[Records from a data collection]
################

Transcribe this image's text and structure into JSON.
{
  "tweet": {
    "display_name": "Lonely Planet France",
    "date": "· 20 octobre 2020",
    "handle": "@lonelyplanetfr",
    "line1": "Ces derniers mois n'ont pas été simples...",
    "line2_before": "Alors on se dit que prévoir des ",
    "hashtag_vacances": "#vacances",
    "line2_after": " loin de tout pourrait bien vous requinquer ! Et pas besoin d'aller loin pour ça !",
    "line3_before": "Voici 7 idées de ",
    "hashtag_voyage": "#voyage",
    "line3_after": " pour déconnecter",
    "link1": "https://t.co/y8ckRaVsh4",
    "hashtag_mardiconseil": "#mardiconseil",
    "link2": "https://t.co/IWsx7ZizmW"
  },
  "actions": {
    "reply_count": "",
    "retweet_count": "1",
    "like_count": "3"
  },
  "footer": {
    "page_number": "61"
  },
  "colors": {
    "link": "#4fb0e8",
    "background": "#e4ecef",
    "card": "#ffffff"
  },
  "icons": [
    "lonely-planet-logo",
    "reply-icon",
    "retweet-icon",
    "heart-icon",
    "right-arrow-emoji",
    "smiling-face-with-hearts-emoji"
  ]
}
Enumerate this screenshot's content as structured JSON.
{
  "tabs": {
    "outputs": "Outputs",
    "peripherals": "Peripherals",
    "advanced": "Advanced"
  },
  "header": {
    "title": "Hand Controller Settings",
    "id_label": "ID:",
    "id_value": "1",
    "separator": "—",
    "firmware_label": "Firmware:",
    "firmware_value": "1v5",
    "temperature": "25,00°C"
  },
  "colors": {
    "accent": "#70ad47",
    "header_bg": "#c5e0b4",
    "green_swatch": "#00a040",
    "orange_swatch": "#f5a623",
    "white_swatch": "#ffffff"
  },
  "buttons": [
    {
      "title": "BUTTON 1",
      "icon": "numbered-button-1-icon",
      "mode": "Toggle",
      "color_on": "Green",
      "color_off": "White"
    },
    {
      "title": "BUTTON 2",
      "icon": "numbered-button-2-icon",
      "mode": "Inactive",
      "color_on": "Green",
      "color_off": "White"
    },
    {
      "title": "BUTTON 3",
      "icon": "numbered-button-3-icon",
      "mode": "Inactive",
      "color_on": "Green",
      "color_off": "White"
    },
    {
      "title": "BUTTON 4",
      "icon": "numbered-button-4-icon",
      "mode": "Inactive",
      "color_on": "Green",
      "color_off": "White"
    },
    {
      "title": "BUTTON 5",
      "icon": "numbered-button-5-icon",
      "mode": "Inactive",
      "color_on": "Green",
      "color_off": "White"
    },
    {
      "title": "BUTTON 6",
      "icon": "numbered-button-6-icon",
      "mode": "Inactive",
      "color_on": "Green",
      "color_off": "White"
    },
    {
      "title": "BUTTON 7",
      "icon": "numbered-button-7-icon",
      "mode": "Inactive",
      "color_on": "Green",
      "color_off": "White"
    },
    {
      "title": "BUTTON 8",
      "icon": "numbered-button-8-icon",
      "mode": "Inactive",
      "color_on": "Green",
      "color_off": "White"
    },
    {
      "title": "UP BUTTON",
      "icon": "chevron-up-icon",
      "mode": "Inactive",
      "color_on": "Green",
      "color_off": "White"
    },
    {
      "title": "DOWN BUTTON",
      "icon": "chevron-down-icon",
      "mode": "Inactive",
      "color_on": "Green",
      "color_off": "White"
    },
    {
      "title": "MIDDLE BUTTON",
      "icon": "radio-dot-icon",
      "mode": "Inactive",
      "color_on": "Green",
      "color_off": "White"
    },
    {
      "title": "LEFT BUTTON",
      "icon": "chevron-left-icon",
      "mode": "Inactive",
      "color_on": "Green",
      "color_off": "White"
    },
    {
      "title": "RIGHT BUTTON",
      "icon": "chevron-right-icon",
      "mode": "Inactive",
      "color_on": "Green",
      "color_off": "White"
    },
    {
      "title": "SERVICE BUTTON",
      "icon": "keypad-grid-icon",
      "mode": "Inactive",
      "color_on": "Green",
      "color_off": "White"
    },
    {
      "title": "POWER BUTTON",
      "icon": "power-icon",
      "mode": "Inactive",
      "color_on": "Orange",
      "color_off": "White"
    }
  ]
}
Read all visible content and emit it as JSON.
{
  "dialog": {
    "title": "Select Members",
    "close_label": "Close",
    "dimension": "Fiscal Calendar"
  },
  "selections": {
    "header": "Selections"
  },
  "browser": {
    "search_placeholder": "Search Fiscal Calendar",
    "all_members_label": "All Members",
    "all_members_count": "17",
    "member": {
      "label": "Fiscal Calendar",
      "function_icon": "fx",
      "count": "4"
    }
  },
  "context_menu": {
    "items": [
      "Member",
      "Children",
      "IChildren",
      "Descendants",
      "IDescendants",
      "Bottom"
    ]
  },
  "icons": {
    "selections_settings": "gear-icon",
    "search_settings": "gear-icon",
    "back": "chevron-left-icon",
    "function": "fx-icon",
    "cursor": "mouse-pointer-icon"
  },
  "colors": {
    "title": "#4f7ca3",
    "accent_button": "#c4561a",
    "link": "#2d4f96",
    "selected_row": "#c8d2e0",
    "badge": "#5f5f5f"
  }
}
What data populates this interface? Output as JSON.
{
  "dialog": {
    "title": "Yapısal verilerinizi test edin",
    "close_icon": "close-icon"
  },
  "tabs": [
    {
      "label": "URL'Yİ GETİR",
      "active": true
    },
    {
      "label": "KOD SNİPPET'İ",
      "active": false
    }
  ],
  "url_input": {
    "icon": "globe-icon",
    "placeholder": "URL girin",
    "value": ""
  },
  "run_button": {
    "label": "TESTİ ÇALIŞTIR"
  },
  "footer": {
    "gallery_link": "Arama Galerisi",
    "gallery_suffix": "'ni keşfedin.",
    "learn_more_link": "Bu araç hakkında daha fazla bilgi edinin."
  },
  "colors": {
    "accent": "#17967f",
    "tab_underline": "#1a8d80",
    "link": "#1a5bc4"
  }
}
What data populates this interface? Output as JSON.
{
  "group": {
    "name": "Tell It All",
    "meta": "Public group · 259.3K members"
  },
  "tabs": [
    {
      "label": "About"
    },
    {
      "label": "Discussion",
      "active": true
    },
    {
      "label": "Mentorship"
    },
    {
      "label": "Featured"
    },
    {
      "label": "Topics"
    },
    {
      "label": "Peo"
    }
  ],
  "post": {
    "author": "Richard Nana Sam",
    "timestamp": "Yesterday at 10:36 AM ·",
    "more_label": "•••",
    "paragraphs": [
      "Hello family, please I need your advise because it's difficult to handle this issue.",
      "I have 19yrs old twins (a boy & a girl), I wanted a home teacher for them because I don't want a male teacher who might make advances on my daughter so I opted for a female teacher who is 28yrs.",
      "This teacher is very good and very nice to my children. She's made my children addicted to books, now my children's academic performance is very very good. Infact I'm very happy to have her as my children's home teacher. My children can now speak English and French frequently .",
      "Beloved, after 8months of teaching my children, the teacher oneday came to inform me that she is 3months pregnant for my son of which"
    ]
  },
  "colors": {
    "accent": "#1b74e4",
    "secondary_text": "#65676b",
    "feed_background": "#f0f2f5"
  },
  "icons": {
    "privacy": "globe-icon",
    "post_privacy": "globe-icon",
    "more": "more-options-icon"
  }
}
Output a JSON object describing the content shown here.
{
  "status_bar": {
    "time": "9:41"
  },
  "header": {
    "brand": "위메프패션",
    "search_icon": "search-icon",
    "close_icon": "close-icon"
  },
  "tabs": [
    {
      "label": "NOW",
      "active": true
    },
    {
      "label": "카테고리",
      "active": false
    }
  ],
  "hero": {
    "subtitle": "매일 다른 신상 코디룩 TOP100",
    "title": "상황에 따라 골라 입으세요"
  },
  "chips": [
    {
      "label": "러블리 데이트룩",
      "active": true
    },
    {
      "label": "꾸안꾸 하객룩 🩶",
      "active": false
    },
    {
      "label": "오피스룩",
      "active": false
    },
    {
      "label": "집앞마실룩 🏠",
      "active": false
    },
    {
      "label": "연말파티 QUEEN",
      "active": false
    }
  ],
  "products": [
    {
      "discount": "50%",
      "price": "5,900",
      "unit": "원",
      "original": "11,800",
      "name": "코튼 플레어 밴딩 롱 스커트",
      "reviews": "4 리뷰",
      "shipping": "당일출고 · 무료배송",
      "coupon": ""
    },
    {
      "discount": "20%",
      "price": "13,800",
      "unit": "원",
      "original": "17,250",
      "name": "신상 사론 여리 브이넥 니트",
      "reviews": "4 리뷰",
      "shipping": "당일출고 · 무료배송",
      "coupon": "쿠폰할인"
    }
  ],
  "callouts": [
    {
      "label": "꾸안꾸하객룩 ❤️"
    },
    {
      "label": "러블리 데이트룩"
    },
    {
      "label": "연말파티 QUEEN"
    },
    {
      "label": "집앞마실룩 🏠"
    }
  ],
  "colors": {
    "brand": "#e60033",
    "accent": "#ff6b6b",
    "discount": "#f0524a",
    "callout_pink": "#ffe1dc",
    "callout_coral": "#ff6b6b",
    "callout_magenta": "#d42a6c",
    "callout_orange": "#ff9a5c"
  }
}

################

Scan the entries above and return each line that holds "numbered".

      "icon": "numbered-button-1-icon",
      "icon": "numbered-button-2-icon",
      "icon": "numbered-button-3-icon",
      "icon": "numbered-button-4-icon",
      "icon": "numbered-button-5-icon",
      "icon": "numbered-button-6-icon",
      "icon": "numbered-button-7-icon",
      "icon": "numbered-button-8-icon",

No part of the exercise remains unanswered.